Moving to a bigger stadium will be expensive and unpopular with fans, writes Andy Mitten.
Barcelona should just stay put at Camp Nou
Camp Nou is not the world’s biggest football stadium. Stadiums in Pyongyang, Kolkata and Mexico City claim bigger capacities, yet none boast as many seats as Barcelona’s home ground, nor the regular huge crowds.
Camp Nou, a Uefa five-star venue, has been redeveloped several times, yet Barca are not content. Their legendary home looks dated from the outside and beneath the stands. They claim that 20,000 members have an obstructed view of the pitch and that only two per cent of their seats are high-yielding executive ones, compared with seven or eight per cent at their European rivals’ grounds.
Their solution is either to demolish Camp Nou, most of which was built in 1957, or remodel their existing home.

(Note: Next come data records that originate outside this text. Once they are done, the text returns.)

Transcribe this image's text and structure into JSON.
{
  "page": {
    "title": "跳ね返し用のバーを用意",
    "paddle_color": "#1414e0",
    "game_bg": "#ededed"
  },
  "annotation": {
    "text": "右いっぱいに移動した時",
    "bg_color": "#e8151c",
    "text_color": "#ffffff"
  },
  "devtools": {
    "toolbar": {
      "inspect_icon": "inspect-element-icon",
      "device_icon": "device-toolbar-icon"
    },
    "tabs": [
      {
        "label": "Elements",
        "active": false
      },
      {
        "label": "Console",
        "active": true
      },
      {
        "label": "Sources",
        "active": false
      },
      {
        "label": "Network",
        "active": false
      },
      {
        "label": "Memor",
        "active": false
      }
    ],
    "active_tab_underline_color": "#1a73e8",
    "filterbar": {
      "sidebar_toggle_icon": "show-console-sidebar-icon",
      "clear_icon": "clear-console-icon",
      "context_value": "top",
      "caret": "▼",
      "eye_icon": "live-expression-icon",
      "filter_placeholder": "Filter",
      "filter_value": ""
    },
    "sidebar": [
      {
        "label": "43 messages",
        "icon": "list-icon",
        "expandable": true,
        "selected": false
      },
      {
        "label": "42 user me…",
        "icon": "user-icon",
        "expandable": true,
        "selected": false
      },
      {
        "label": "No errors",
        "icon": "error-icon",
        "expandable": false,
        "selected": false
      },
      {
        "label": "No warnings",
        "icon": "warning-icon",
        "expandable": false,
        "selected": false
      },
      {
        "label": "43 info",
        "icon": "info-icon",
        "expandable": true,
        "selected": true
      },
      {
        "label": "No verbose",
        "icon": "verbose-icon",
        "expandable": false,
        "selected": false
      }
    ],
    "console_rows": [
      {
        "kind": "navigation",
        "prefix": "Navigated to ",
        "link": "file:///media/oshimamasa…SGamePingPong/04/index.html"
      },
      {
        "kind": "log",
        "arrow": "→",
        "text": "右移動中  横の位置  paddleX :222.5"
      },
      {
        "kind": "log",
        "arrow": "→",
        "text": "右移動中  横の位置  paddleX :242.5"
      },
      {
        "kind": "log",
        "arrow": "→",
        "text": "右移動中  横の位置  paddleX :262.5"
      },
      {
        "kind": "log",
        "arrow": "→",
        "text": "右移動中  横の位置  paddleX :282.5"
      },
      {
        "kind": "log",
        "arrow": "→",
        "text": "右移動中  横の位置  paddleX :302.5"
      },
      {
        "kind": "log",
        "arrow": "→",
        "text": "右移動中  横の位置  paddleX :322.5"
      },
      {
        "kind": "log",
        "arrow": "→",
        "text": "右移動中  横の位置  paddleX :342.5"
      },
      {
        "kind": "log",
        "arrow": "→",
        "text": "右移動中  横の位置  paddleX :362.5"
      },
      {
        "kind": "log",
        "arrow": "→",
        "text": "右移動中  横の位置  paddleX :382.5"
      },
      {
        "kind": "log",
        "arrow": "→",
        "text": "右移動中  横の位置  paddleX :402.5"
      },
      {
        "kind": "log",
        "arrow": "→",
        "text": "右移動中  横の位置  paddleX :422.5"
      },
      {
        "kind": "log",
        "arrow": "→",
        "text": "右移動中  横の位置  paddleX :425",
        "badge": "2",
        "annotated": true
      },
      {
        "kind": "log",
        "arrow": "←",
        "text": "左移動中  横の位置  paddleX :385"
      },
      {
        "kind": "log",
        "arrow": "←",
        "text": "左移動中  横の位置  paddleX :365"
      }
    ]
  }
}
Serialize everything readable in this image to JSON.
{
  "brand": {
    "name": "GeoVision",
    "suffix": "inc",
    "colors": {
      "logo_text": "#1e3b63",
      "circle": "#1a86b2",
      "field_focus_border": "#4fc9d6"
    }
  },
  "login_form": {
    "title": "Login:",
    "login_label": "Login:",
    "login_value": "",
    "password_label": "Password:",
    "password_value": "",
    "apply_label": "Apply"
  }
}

Next month, the board of directors will vote on the projects, either of which will be funded from Barca’s €100 million (Dh505m) annual profits. Both solutions will mean an extended capacity of 105,000 seats and extra cover for a stadium that is largely open.
Camp Nou redevelopment plans have been mooted before, notably in 2007 when architect Sir Norman Foster planned to increase the height of the main stand, then cover and clad the stadium in a Gaudi-esque terracotta exterior.
It would have been a new architectural centrepiece for a city already stuffed with design classics, but the project never broke ground and was shelved by an austere new board who struggle to justify the anticipated €250m cost.
The issue is back under discussion and it becomes more prominent each time Barca visit a new stadium. A 2010 trip to Dallas Cowboys’ vast new home impressed the Catalans. The club also know they can raise funds by selling the stadium naming rights to a corporate sponsor, though it would be unpopular with fans.
The cases both for staying at Camp Nou and starting afresh are compelling. Changes are needed, from more parking spaces to updated facilities for Barca’s other sports, yet should there always be a rush toward the new?
Some of the finest stadiums are so because they are enshrined in history. Camp Nou is not Barca’s first home, so the emotional attachment may be less, but it is an cornerstone of world football, unique in style and size. Another huge corporate bowl will not be the same.